And check back with us shortly for a new batch of super up-close and personal pictures of Sphyrna mokarran. I am preparing the images now and will soon post them on our web site.

Monday, February 24, 2014


As I've said many times, the seas are filled with wonderful creatures. Including real live mermaids! Here is my favorite, Melissa, swimming along a reef ablaze in soft corals, deep in the heart of Indonesia. This photo was just published in Europe's leading scuba diving magazine, Tauchen. We've worked with them countless times over the last 20 years. I'm sure that Melissa has graced the cover at least 20 times! Indonesia boasts many of the world's richest reefs, and we thoroughly enjoy exploring this hotspot of marine biodiversity. There are more species of coral, fishes, and invertebrates in Indonesia than any other place on earth. We have loads and loads of underwater pictures from Indonesia, hundreds of which can be seen on our web site. 

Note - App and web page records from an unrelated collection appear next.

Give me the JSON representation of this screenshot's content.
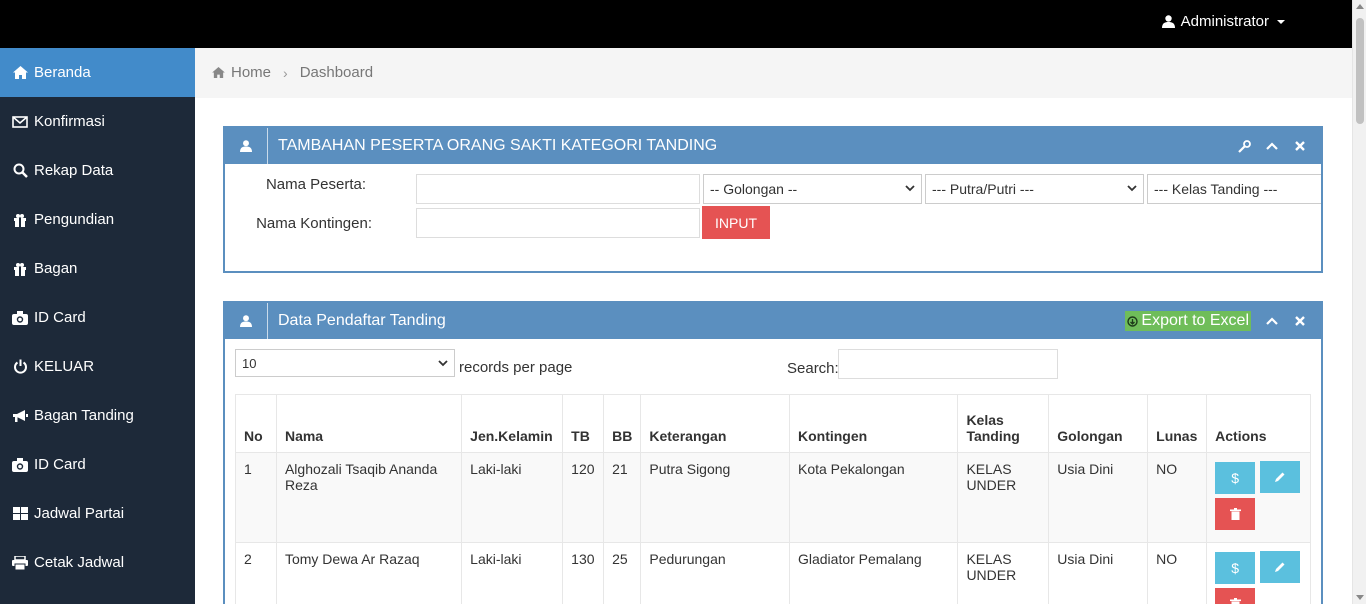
{
  "topbar": {
    "user_label": "Administrator"
  },
  "sidebar": {
    "items": [
      {
        "label": "Beranda",
        "icon": "home-icon"
      },
      {
        "label": "Konfirmasi",
        "icon": "envelope-icon"
      },
      {
        "label": "Rekap Data",
        "icon": "search-icon"
      },
      {
        "label": "Pengundian",
        "icon": "gift-icon"
      },
      {
        "label": "Bagan",
        "icon": "gift-icon"
      },
      {
        "label": "ID Card",
        "icon": "camera-icon"
      },
      {
        "label": "KELUAR",
        "icon": "power-icon"
      },
      {
        "label": "Bagan Tanding",
        "icon": "bullhorn-icon"
      },
      {
        "label": "ID Card",
        "icon": "camera-icon"
      },
      {
        "label": "Jadwal Partai",
        "icon": "grid-icon"
      },
      {
        "label": "Cetak Jadwal",
        "icon": "print-icon"
      }
    ]
  },
  "breadcrumb": {
    "home": "Home",
    "current": "Dashboard"
  },
  "panel_add": {
    "title": "TAMBAHAN PESERTA ORANG SAKTI KATEGORI TANDING",
    "label_nama": "Nama Peserta:",
    "label_kontingen": "Nama Kontingen:",
    "select_golongan": "-- Golongan --",
    "select_putra": "--- Putra/Putri ---",
    "select_kelas": "--- Kelas Tanding ---",
    "input_button": "INPUT"
  },
  "panel_data": {
    "title": "Data Pendaftar Tanding",
    "export_label": "Export to Excel",
    "records_value": "10",
    "records_label": "records per page",
    "search_label": "Search:",
    "columns": [
      "No",
      "Nama",
      "Jen.Kelamin",
      "TB",
      "BB",
      "Keterangan",
      "Kontingen",
      "Kelas Tanding",
      "Golongan",
      "Lunas",
      "Actions"
    ],
    "rows": [
      {
        "no": "1",
        "nama": "Alghozali Tsaqib Ananda Reza",
        "jk": "Laki-laki",
        "tb": "120",
        "bb": "21",
        "ket": "Putra Sigong",
        "kontingen": "Kota Pekalongan",
        "kelas": "KELAS UNDER",
        "golongan": "Usia Dini",
        "lunas": "NO"
      },
      {
        "no": "2",
        "nama": "Tomy Dewa Ar Razaq",
        "jk": "Laki-laki",
        "tb": "130",
        "bb": "25",
        "ket": "Pedurungan",
        "kontingen": "Gladiator Pemalang",
        "kelas": "KELAS UNDER",
        "golongan": "Usia Dini",
        "lunas": "NO"
      }
    ]
  },
  "colors": {
    "sidebar": "#1d2939",
    "active": "#428bca",
    "panel": "#5b8fbf",
    "danger": "#e55353",
    "info": "#5bc0de",
    "success": "#6fbd5a"
  }
}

We will be returning to scuba dive Indonesia in 2015 in the company of a great group of friends from around the world. There are two spaces left on the boat, so if anyone out there is interested in coming aboard to dive into waters dubbed "The Cauldron of Creation", please contact us. Future group diving safaris are likely to include exotic places such as Fiji, the Maldives, Tonga (for humpback whales), Bahamas, and more. Come join us beneath the waves!

Saturday, February 15, 2014


new underwater photos of Great Hammerhead Sharks from Bimini Bahamas by Brandon Cole
I recently returned from a shoot with Sphyrna mokarran, the Great Hammerhead Shark. To see a gallery of the resulting pictures, please click here.

This is one impressive fish, a solitary giant with a tall curved dorsal fin much like an orca whale. It’s the largest of the eight or nine species of hammerheads (family Sphyrnidae), which are immediately recognizable because of their flattened T-shaped heads. Some scientists surmise it acts like an airplane wing, providing lift during swimming. Certainly this "cephalofoil" enhances mobility, allowing the shark to make extremely tight turns, and the position of the eyes at the outer edges of the "hammer" likely improves stereoscopic vision.
Though usually not aggressive, the great hammerhead’s size, averaging 10-12 feet (females are larger than males), demands respect and caution from divers and swimmers. Up until recently encounters were hit and miss, but recent expeditions in the Bahamas Islands of the western Atlantic Ocean have proved reliable for winter-time sightings.
The Great Hammerhead feeds on a wide variety of mid-water and bottom fishes, including other elasmobranchs. Most noteworthy is its preference for skates and rays. At night it hunts stingrays, eagle rays, guitarfish and the like, using an amazing technique. Using the side of its hammer, it pins a ray to the bottom, then deftly rotates its head to the side and bites off a large chunk of the prey’s wing. The pin-spin-and-bite attack continues until the skate or ray is consumed.

These dramatic new images of great hammerhead sharks add to our legacy pictures of this enigmatic species. I will be returning to Bimini in the Bahamas in a couple of weeks to spend more time photographing this remarkable shark.

Monday, February 3, 2014


scuba diving with yellow fin tuna, photo made in Las Islas Revillagigedos
RM40291-D. Underwater stock photograph of Yellowfin Tuna (Thunnus albacores), large (1.2 meter long) males with spawning coloration and banded pattern chasing females just before they releases eggs for them to fertilize. Socorro Islands, Baja, Mexico, Pacific Ocean.

Roca Partida is, in my opinion, one of the best scuba diving sites in the world. Far offshore Mexico's Baja Peninsula, this remote rock is a magnet for big marine life- whales, dolphins, big fish like tuna, manta rays, sharks, sharks, and more sharks.  It is a challenging dive, with potentially strong currents, open ocean swell, and deep. A selection of our underwater images from Roca was recently published on-line at FishTrack:

Wait for 15 seconds, then move through the photos and read our captions to experience this unique place beneath the waves.